Today Barber Wilsons is recognised throughout the trade as the ultimate source for quality & engineering excellence and remains committed to making each tap to order and offering a bespoke brassware design service.
In 1899 brothers Walter and Frederick Wilson decided to go into business together under the name Wilson Brothers in a small factory in Wood Green, London. The factory was a little basic consisting of a brass foundry and a gas-engine powered machine shop.
In 1905 the original brothers agreed to part company and Walter quickly formed a new alliance with another brother William and a gentleman called Edward Barber. The trio formed a partnership called Barber Wilsons & Company and set-up business from a small factory in premises on what was to become the Crawley Road headquarters right up to the present day. This is one year before Rolls Royce was founded!

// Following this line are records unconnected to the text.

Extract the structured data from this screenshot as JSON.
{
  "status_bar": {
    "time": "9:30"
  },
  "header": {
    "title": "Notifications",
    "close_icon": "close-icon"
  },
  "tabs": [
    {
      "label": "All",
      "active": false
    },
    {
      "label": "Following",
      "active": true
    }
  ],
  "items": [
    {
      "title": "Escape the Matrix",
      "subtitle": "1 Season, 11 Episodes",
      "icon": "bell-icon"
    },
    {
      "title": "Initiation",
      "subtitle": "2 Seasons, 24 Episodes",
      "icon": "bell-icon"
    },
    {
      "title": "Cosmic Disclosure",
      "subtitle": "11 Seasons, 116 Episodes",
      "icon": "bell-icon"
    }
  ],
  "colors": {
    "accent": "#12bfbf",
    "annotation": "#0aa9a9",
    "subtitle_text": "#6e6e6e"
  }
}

Walter made all the original casting moulds in wood he was a true craftsman. He also ran the foundry & factory, whilst Edward Barber looked after the accounts. Unfortunately the other brother William died in 1906 and very soon after Walter sought financial assistance from some friends and bought out Edward Barber. Walter was now Managing Director and four of his friends were appointed as non-executive directors. In the meantime Fredrick went out on his own establishing a a business called Wilson Brothers & Company Limited, based in the original Eldon Road premises. Later this business merged back into what we now know as Barber Wilsons.
Walter was very enlightened for the times and built a skilful loyal workforce many of whom worked for the firm for half a century or more. The firms machinery was designed for hand turning and was belt-driven, powered by an overhead line shaft driven by a gas engine. The moulds for the castings where made from sand and horse manure, that was freely available in those times.
Up to 1914, the business ticked over, making bib taps and pillar valves for kitchen and bathroom use. These sold for about £1 for a dozen. Also manufactured were ball valves, ferret joints and general plumber’s brass foundry. As the years progressed, Walter Wilfred began to make his mark as a salesman. As his contacts and customers grew, the business began to widen its horizons and diversify into a broader range of products.
When war broke out the firm played its part in the war effort. In 1918 peace time saw the firm return to its traditional business producing water fittings. Barber Wilsons managed to ride out the Great Depression, largely owning to a lucrative contract to manufacture special fittings for what was then London's newly built Dorchester Hotel.
In the later part of the 1930's other members of the family joined the business and the factory underwent a large expansion and grew a large loyal customer base.
The Second World War proved to be the companies most challenging test of all. The London location and the threat of being bombed was significant, so an air raid shelter for the workers was built. The war work was slow coming and brought financial challenges, eventually the work came and the company made a valuable contribution to the war effort. With bombs literally dropping all around them the factory was lucky enough never to take a direct hit. In 1941 at the height of the conflict Walter Wilson died at the age of 81. Following Walter's death more members of the Wilson family joined the firm.
After the second world war Barber Wilsons decided to invest in redundant wartime machinery that was suited to their peacetime business. The investments worked as the demand for water fittings and similar products grew to staggering proportions.
The early 1950s was a time of great change in design and manufacturing, but Barber Wilsons stuck to their roots and missed the "opportunity" to innovate their designs and working practices. By the 1970s Barber Wilson was staring financial crisis in the face with an unsupportive bank. Fortunately a supportive new bank was found and new outside experience was brought into the business.
The late 1970's and 80s brought a wave of nostalgia for the traditional designs that Barber Wilsons had been producing nearly half a century earlier. The firm dusted down their old patterns and began producing their original taps that soon became highly sought after and today account for a staggering 90% of the firms total output.
In 1987 the wheel turned full circle when London's Dorchester Hotel commissioned the company to replace the taps it had first supplied in 1929. By 1988 Barber Wilsons had extended its reach well beyond British shores and involved in the refurbishment of establishments such as the world famous Raffles Hotel in Singapore.
The year 2005 was the centenary for Barber Wilsons and the year was marked in a very special way. The company received the ultimate accolade for excellence, quality and reliability by being granted a Royal Warrant of the Appointment by Her Majesty the Queen as manufacturers of kitchen and bathroom taps and mixers.
Today with the help of the internet Barber Wilsons reputation continues to spread even further worldwide. You can order your Barber Wilsons products online or over the phone via this website.